** Opening MATERIAL PROVIDED block **

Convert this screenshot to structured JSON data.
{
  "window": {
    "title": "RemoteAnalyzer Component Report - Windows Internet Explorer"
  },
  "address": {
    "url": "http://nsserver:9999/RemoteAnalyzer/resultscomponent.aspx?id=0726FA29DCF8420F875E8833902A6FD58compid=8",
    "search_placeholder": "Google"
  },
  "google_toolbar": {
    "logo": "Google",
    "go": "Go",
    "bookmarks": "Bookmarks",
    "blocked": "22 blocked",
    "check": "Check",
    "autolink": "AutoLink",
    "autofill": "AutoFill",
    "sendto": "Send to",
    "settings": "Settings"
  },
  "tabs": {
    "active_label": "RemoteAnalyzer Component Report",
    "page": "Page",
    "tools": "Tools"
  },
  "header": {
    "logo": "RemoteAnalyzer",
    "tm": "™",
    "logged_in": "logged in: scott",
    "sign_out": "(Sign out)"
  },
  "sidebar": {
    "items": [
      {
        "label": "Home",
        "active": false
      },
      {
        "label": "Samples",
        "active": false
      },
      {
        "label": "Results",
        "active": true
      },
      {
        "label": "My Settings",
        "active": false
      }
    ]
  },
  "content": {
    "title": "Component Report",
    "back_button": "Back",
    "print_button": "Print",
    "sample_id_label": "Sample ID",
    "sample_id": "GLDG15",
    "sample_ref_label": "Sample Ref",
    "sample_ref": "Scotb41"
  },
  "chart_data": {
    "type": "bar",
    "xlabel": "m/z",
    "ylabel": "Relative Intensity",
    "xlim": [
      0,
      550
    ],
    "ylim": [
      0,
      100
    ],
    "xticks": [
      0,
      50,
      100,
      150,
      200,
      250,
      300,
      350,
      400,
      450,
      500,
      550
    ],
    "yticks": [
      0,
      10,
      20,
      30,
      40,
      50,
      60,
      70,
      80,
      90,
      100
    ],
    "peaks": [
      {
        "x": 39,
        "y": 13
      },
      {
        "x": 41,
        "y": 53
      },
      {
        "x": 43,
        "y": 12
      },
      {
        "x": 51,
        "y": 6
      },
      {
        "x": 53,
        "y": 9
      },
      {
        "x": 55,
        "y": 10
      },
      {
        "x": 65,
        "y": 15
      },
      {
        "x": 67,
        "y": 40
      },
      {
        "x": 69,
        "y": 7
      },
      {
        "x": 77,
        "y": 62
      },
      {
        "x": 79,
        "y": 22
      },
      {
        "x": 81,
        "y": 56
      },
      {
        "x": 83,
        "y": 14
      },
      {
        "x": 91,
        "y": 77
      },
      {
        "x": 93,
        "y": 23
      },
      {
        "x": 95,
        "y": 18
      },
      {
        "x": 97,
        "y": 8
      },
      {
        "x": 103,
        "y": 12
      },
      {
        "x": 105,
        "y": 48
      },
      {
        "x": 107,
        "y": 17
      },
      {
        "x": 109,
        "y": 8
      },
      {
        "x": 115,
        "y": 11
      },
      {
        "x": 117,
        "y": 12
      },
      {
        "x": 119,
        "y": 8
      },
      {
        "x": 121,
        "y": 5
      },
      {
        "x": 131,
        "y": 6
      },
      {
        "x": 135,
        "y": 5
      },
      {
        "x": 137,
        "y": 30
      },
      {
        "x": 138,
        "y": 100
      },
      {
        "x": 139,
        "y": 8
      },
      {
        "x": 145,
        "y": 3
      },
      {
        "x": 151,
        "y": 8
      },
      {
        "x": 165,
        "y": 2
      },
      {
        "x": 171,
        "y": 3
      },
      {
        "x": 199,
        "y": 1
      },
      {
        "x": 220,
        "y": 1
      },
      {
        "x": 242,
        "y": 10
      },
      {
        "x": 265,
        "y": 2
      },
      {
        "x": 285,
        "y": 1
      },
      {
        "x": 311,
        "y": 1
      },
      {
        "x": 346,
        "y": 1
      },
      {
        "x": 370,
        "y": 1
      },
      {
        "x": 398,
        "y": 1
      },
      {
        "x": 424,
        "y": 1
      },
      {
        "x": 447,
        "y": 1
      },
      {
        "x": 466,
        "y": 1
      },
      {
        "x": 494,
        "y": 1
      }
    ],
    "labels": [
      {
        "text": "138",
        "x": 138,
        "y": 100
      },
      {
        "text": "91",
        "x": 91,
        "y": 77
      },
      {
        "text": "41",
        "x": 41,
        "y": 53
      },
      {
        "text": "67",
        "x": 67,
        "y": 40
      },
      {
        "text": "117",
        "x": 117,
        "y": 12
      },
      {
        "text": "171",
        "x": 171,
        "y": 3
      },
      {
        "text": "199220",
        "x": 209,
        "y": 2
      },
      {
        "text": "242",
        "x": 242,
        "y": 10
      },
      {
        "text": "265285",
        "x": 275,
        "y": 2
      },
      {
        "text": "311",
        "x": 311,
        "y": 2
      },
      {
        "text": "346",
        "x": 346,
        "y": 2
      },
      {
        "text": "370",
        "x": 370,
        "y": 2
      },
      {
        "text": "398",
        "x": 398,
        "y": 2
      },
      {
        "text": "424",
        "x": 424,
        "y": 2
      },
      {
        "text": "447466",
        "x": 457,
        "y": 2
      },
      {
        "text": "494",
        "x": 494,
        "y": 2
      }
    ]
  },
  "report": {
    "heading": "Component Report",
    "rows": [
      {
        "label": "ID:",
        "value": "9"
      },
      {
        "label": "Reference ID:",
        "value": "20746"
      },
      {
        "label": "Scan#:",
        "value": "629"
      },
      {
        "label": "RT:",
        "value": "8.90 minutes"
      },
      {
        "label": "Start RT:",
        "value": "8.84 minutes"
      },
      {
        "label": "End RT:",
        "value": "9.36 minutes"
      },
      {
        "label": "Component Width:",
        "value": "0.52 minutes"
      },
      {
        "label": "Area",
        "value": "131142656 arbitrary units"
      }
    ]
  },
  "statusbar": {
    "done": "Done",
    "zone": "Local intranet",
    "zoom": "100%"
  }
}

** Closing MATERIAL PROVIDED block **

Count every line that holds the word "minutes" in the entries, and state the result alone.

EXERCISE RESULT:
4